Instructions to follow => Give back the full material exactly. Omit no line.

════════════════

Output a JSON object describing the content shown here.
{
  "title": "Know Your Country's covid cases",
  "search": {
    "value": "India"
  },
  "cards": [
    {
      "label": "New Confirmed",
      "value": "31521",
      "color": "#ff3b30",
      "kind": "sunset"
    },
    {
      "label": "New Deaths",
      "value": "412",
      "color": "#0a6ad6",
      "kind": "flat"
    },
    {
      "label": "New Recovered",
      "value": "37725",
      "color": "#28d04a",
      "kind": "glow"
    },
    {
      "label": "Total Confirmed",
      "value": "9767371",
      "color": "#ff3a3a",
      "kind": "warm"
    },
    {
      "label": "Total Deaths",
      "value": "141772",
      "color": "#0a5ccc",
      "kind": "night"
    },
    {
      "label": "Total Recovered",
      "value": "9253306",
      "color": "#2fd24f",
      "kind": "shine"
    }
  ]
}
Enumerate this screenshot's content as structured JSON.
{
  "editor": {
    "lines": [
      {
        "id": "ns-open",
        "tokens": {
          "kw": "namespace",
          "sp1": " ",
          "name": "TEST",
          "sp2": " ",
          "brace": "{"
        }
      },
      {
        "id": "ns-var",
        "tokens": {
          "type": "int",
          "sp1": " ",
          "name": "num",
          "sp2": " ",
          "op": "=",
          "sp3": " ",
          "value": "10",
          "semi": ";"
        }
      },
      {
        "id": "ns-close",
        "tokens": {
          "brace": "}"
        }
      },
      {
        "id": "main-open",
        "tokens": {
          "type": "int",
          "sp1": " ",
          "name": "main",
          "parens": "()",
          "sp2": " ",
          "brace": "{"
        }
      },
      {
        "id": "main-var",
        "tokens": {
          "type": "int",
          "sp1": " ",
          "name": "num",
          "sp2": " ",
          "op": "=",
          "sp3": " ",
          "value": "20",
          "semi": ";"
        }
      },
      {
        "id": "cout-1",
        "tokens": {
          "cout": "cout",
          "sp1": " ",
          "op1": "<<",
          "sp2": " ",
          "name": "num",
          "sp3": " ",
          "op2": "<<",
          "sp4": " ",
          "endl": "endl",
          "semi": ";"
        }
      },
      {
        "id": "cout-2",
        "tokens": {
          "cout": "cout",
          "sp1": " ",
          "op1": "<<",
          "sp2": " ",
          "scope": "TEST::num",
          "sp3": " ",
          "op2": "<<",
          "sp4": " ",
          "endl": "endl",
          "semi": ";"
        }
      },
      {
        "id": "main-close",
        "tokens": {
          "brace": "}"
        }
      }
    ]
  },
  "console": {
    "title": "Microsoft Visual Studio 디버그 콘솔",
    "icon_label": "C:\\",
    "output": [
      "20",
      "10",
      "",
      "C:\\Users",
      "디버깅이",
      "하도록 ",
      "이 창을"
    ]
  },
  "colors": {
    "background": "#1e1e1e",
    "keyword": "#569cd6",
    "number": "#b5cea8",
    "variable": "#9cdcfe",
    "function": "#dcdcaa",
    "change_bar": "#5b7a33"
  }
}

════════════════

Response for this exercise =>
Output a JSON object describing the content shown here.
{
  "title": "Know Your Country's covid cases",
  "search": {
    "value": "India"
  },
  "cards": [
    {
      "label": "New Confirmed",
      "value": "31521",
      "color": "#ff3b30",
      "kind": "sunset"
    },
    {
      "label": "New Deaths",
      "value": "412",
      "color": "#0a6ad6",
      "kind": "flat"
    },
    {
      "label": "New Recovered",
      "value": "37725",
      "color": "#28d04a",
      "kind": "glow"
    },
    {
      "label": "Total Confirmed",
      "value": "9767371",
      "color": "#ff3a3a",
      "kind": "warm"
    },
    {
      "label": "Total Deaths",
      "value": "141772",
      "color": "#0a5ccc",
      "kind": "night"
    },
    {
      "label": "Total Recovered",
      "value": "9253306",
      "color": "#2fd24f",
      "kind": "shine"
    }
  ]
}
Enumerate this screenshot's content as structured JSON.
{
  "editor": {
    "lines": [
      {
        "id": "ns-open",
        "tokens": {
          "kw": "namespace",
          "sp1": " ",
          "name": "TEST",
          "sp2": " ",
          "brace": "{"
        }
      },
      {
        "id": "ns-var",
        "tokens": {
          "type": "int",
          "sp1": " ",
          "name": "num",
          "sp2": " ",
          "op": "=",
          "sp3": " ",
          "value": "10",
          "semi": ";"
        }
      },
      {
        "id": "ns-close",
        "tokens": {
          "brace": "}"
        }
      },
      {
        "id": "main-open",
        "tokens": {
          "type": "int",
          "sp1": " ",
          "name": "main",
          "parens": "()",
          "sp2": " ",
          "brace": "{"
        }
      },
      {
        "id": "main-var",
        "tokens": {
          "type": "int",
          "sp1": " ",
          "name": "num",
          "sp2": " ",
          "op": "=",
          "sp3": " ",
          "value": "20",
          "semi": ";"
        }
      },
      {
        "id": "cout-1",
        "tokens": {
          "cout": "cout",
          "sp1": " ",
          "op1": "<<",
          "sp2": " ",
          "name": "num",
          "sp3": " ",
          "op2": "<<",
          "sp4": " ",
          "endl": "endl",
          "semi": ";"
        }
      },
      {
        "id": "cout-2",
        "tokens": {
          "cout": "cout",
          "sp1": " ",
          "op1": "<<",
          "sp2": " ",
          "scope": "TEST::num",
          "sp3": " ",
          "op2": "<<",
          "sp4": " ",
          "endl": "endl",
          "semi": ";"
        }
      },
      {
        "id": "main-close",
        "tokens": {
          "brace": "}"
        }
      }
    ]
  },
  "console": {
    "title": "Microsoft Visual Studio 디버그 콘솔",
    "icon_label": "C:\\",
    "output": [
      "20",
      "10",
      "",
      "C:\\Users",
      "디버깅이",
      "하도록 ",
      "이 창을"
    ]
  },
  "colors": {
    "background": "#1e1e1e",
    "keyword": "#569cd6",
    "number": "#b5cea8",
    "variable": "#9cdcfe",
    "function": "#dcdcaa",
    "change_bar": "#5b7a33"
  }
}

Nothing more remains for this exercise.